Hog and pig poop is disgusting and there are tens of millions of these curly tailed animals in farms across the U.S. Pig manure has a high nitrogen content which makes for poor fertilizer, so the manure if commonly pumped into giant open pools where it releases tons of methane into the air. Yuck.
Thankfully, farmer Loyd Bryant, from Yadkinville North Carolina, has come up with a solution. Mr. Bryant used to be the guy who pumped the poop, now Mr. Bryant is the guy who runs a power plant.
Mr. Bryant built a power plant with off the self parts on this 154 acre farm. The power plant, that is actually more like a waste processing plant, uses bacteria to digest the poop and then the plant burns the methane to make electricity.
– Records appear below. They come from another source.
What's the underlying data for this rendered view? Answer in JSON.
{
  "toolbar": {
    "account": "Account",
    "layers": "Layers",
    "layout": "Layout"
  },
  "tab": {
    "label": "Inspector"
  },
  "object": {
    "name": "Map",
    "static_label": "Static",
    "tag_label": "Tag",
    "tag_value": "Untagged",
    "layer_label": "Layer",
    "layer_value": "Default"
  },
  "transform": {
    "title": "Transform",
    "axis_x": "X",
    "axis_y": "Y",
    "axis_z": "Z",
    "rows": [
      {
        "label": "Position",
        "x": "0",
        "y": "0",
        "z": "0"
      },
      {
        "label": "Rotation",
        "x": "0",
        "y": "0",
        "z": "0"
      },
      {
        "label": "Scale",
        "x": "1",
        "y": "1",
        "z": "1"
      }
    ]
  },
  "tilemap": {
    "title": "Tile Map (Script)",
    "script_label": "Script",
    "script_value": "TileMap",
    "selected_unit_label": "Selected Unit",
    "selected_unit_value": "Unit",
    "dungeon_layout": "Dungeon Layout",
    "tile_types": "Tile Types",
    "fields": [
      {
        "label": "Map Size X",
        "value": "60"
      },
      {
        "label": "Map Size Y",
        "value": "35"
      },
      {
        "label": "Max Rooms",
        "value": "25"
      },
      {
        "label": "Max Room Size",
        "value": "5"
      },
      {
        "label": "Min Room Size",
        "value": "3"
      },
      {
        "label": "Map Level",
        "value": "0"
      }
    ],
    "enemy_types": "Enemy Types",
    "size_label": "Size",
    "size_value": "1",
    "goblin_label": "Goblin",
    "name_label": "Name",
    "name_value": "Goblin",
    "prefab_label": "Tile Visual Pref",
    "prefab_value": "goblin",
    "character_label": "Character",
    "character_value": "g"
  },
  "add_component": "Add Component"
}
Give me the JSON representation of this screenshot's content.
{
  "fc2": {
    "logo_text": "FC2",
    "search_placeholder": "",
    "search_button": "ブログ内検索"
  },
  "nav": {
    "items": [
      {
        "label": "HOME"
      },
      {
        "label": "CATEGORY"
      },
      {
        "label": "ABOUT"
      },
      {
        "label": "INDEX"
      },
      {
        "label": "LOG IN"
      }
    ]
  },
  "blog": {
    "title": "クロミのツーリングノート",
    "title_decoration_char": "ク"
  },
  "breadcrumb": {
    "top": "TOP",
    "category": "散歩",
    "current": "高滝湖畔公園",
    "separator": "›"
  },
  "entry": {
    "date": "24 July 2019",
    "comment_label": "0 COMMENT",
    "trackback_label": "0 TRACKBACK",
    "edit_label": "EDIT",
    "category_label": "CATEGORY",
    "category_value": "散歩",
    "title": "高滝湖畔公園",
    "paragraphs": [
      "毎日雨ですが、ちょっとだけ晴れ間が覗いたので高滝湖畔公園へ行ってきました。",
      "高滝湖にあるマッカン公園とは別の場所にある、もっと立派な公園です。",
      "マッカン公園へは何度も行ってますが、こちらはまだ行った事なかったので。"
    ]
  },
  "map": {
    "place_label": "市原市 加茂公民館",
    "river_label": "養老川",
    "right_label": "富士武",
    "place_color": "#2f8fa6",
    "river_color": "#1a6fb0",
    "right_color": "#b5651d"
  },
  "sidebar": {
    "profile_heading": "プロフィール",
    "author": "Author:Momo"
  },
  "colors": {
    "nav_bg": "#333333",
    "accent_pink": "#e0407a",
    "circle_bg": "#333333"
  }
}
Additionally, Mr. Bryant’s plant converts the ammonia into forms of nitrogen that can be used as a fertilizer.
The project cost $1.2 million to build with financing secured from both Google and Duke University. Duke University claims that Mr. Bryant’s system is one of the cleanest in existence, and it solves all of the environmental problems associated with animal waste (namely, methane, ammonia, and disposal of said waste.)
In the three way partnership everyone wins. Mr. Bryant saves money on electricity and gets a cleaner farming environment. The 65-kilowatt turbine generates enough electricity to power the plant system and five of Bryant’s nine hog barns. Meanwhile, Google and Duke earn carbon offset credits.
According to the Environmental Protection Agency (EPA), the number of waste to energy systems in the U.S. grows every year – last year 162 systems on U.S. farms were in action using poop as a renewable source of energy. Such systems are also being touted as a way to dispose of human sewage in developing areas like Africa, providing power for an ever-growing population that lacks proper infrastructure.
The EPA estimates that if 8,200 eligible dairy and hog farms nationwide used systems like Mr. Bryant’s these farms could generate enough electricity to power 980,000 homes for one year. The EPA predicts that this would create the equivalent of removing 6.7 million cars from America’s roads by reducing methane emissions and avoiding power plant carbon dioxide emissions.
Andrew Meggison was born in the state of Maine and educated in Massachusetts. Andrew earned a Bachelor’s Degree in Government and International Relations from Clark University and a Master’s Degree in Political Science from Northeastern University. Being an Eagle Scout, Andrew has a passion for all things environmental. In his free time Andrew enjoys writing, exploring the great outdoors, a good film, and a creative cocktail. You can follow Andrew on Twitter @AndrewMeggison